━━━━━ Record set ━━━━━

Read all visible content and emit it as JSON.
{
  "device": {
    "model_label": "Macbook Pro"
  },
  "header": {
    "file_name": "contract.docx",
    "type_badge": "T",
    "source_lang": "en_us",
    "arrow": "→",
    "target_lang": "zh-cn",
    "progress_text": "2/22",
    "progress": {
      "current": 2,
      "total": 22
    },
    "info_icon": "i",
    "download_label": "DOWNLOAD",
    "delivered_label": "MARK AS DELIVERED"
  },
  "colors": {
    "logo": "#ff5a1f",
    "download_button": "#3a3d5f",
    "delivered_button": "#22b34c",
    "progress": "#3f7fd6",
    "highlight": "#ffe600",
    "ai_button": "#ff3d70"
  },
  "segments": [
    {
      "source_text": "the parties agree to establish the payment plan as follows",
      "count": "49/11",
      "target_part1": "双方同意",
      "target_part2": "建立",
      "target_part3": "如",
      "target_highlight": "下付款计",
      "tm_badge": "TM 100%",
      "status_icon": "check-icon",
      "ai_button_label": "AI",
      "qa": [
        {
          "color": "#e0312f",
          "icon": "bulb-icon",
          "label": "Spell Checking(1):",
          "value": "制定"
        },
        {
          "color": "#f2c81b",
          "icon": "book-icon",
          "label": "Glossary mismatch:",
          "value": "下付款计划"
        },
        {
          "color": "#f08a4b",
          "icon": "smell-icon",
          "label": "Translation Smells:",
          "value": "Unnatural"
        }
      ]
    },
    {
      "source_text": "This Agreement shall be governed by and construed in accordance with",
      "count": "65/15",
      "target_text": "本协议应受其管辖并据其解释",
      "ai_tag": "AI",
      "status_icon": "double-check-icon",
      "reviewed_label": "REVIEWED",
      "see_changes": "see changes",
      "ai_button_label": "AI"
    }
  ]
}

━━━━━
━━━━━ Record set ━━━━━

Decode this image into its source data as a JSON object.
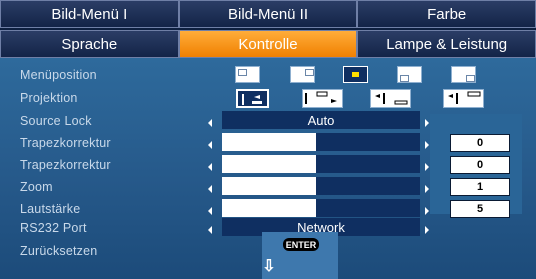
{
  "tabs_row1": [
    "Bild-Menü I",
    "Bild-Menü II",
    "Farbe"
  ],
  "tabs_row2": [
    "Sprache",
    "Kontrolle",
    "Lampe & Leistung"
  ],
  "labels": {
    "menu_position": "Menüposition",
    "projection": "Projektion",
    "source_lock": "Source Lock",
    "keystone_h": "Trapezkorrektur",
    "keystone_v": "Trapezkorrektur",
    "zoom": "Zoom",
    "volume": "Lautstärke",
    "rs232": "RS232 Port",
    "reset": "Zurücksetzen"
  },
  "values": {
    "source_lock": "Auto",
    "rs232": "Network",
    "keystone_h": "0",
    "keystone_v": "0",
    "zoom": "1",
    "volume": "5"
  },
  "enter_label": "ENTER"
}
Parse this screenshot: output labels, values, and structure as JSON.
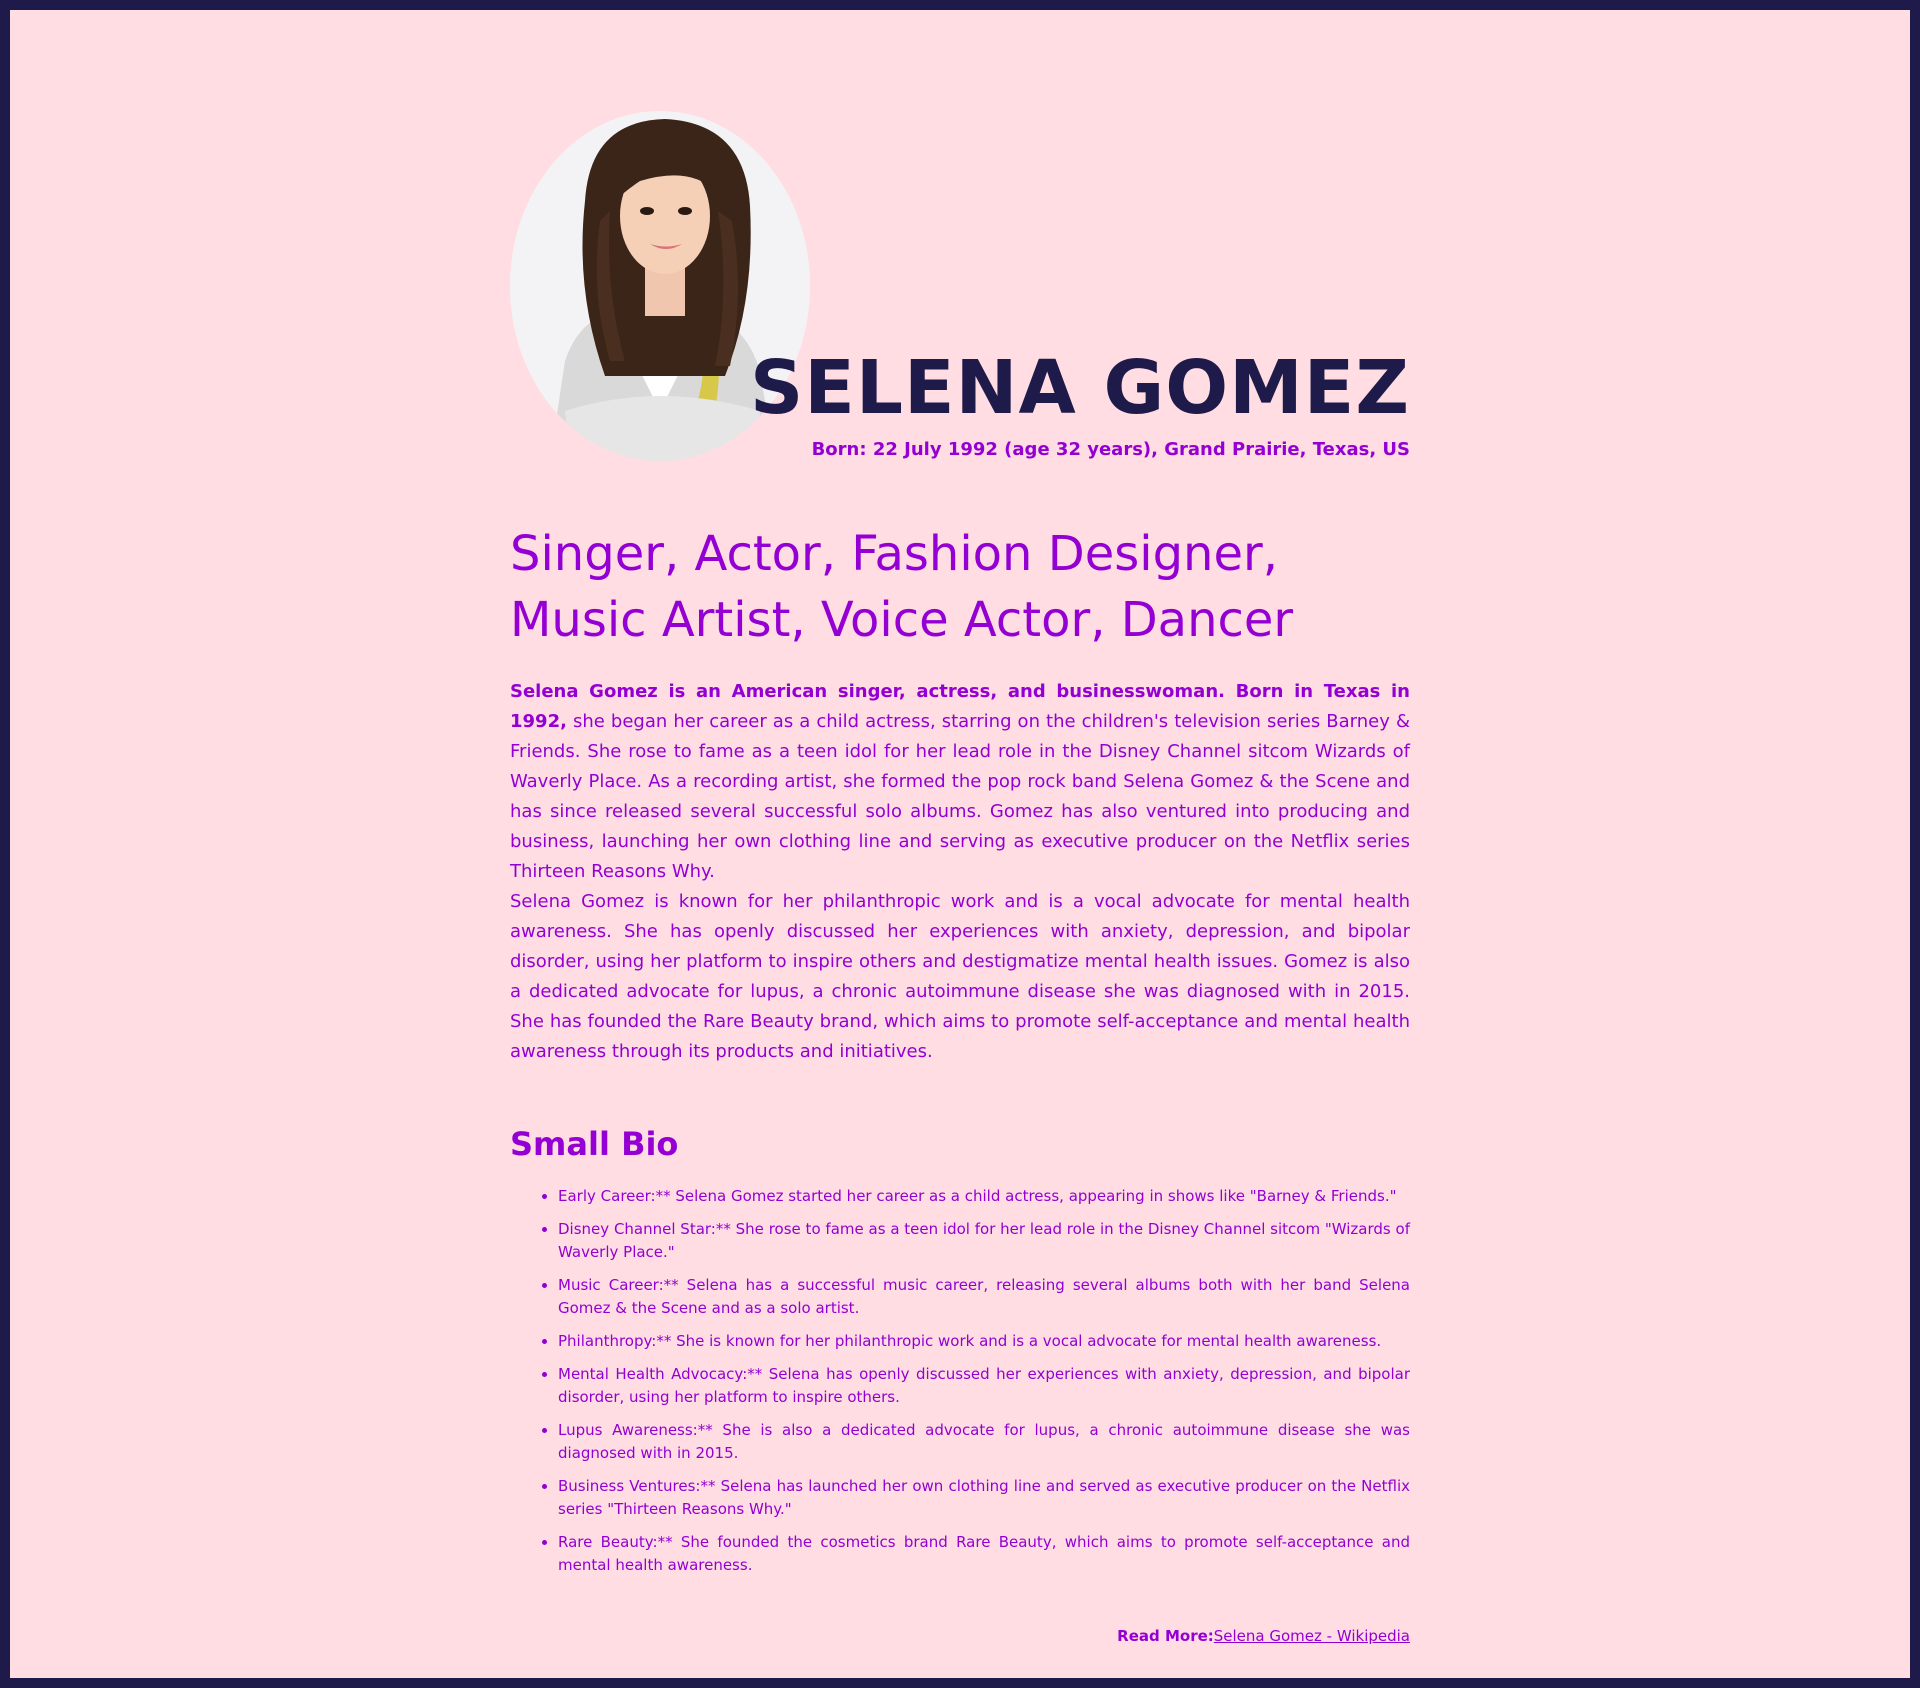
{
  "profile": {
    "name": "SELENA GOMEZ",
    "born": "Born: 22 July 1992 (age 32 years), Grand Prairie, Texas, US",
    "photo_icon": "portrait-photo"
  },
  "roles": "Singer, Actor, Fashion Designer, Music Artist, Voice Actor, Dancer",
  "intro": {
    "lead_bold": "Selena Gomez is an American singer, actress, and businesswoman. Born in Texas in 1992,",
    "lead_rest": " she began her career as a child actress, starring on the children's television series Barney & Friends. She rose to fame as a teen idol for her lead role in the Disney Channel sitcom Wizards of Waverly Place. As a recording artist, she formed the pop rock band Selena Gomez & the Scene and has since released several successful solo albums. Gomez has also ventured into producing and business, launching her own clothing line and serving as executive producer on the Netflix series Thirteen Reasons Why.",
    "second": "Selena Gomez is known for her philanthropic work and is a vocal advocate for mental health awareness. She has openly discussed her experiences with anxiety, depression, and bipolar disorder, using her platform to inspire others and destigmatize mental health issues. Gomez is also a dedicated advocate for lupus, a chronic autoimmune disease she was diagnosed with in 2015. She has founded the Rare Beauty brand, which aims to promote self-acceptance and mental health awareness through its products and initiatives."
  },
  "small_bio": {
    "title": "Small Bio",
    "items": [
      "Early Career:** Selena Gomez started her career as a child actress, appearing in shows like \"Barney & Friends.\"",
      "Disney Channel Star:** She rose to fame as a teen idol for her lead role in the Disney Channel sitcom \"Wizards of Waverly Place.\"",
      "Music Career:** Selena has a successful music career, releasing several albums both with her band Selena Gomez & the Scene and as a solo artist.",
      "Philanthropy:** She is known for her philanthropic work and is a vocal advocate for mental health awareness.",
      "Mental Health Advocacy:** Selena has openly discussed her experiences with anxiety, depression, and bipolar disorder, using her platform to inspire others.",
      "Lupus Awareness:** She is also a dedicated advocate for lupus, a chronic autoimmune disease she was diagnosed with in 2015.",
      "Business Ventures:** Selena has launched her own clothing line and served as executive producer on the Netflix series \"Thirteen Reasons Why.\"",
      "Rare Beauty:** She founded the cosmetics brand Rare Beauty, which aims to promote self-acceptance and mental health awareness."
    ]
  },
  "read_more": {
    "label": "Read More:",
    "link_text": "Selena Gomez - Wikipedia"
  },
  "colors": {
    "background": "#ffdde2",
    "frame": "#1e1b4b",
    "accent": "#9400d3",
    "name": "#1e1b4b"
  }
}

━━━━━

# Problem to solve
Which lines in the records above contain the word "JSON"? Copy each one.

# Solution below
Read all visible content and emit it as JSON.
Decode this image into its source data as a JSON object.
Parse this screenshot: output labels, values, and structure as JSON.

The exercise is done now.